- WHAT YOU NEED TO DO -
Find every line in the records below that holds the word "Substance", and copy it out.

- TASK MATERIAL -
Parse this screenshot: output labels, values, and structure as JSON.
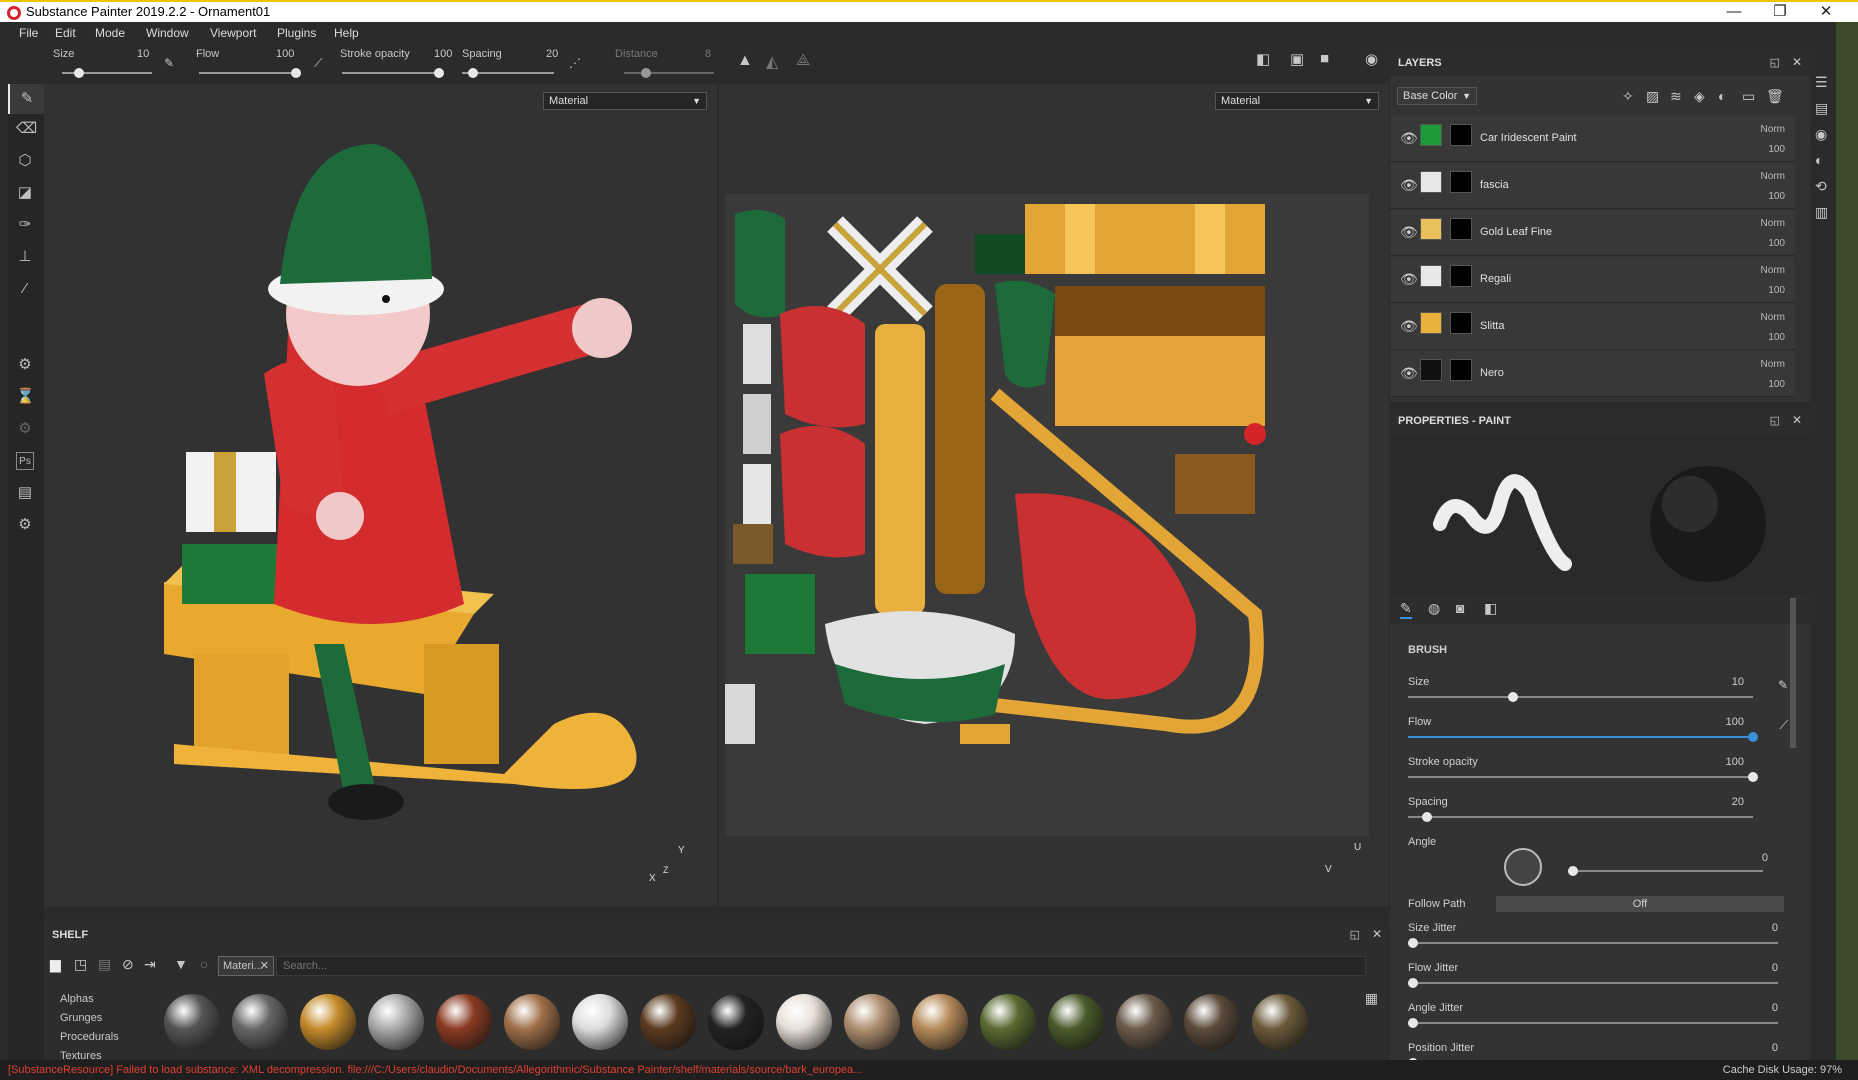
{
  "app": {
    "title": "Substance Painter 2019.2.2 - Ornament01",
    "controls": [
      "—",
      "❐",
      "✕"
    ]
  },
  "menu": [
    "File",
    "Edit",
    "Mode",
    "Window",
    "Viewport",
    "Plugins",
    "Help"
  ],
  "tool_options": {
    "size": {
      "label": "Size",
      "value": "10",
      "fraction": 0.2
    },
    "flow": {
      "label": "Flow",
      "value": "100",
      "fraction": 1.0
    },
    "stroke_opacity": {
      "label": "Stroke opacity",
      "value": "100",
      "fraction": 1.0
    },
    "spacing": {
      "label": "Spacing",
      "value": "20",
      "fraction": 0.08
    },
    "distance": {
      "label": "Distance",
      "value": "8",
      "fraction": 0.2
    }
  },
  "viewport3d": {
    "mode": "Material"
  },
  "viewport2d": {
    "mode": "Material"
  },
  "layers_panel": {
    "title": "LAYERS",
    "channel": "Base Color",
    "layers": [
      {
        "name": "Car Iridescent Paint",
        "blend": "Norm",
        "opacity": "100",
        "color": "#1f9a3a"
      },
      {
        "name": "fascia",
        "blend": "Norm",
        "opacity": "100",
        "color": "#e8e8e8"
      },
      {
        "name": "Gold Leaf Fine",
        "blend": "Norm",
        "opacity": "100",
        "color": "#e9c15a"
      },
      {
        "name": "Regali",
        "blend": "Norm",
        "opacity": "100",
        "color": "#e8e8e8"
      },
      {
        "name": "Slitta",
        "blend": "Norm",
        "opacity": "100",
        "color": "#eab03a"
      },
      {
        "name": "Nero",
        "blend": "Norm",
        "opacity": "100",
        "color": "#111111"
      }
    ]
  },
  "properties": {
    "title": "PROPERTIES - PAINT",
    "section": "BRUSH",
    "size": {
      "label": "Size",
      "value": "10",
      "fraction": 0.2
    },
    "flow": {
      "label": "Flow",
      "value": "100",
      "fraction": 1.0
    },
    "stroke_opacity": {
      "label": "Stroke opacity",
      "value": "100",
      "fraction": 1.0
    },
    "spacing": {
      "label": "Spacing",
      "value": "20",
      "fraction": 0.02
    },
    "angle": {
      "label": "Angle",
      "value": "0"
    },
    "follow_path": {
      "label": "Follow Path",
      "value": "Off"
    },
    "size_jitter": {
      "label": "Size Jitter",
      "value": "0"
    },
    "flow_jitter": {
      "label": "Flow Jitter",
      "value": "0"
    },
    "angle_jitter": {
      "label": "Angle Jitter",
      "value": "0"
    },
    "position_jitter": {
      "label": "Position Jitter",
      "value": "0"
    }
  },
  "shelf": {
    "title": "SHELF",
    "filter_tag": "Materi...",
    "search_placeholder": "Search...",
    "categories": [
      "Alphas",
      "Grunges",
      "Procedurals",
      "Textures"
    ],
    "material_colors": [
      "#555",
      "#666",
      "#c48a2a",
      "#aaa",
      "#8a3a22",
      "#a0704a",
      "#ddd",
      "#5a3a1e",
      "#222",
      "#e8e0d8",
      "#b09070",
      "#b68a5a",
      "#5a6a30",
      "#4a5a2a",
      "#6a5a4a",
      "#5a4a3a",
      "#6a5a3a"
    ]
  },
  "status": {
    "error": "[SubstanceResource] Failed to load substance: XML decompression. file:///C:/Users/claudio/Documents/Allegorithmic/Substance Painter/shelf/materials/source/bark_europea...",
    "cache": "Cache Disk Usage:  97%"
  }
}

- SOLUTION -
    "title": "Substance Painter 2019.2.2 - Ornament01",
    "error": "[SubstanceResource] Failed to load substance: XML decompression. file:///C:/Users/claudio/Documents/Allegorithmic/Substance Painter/shelf/materials/source/bark_europea...",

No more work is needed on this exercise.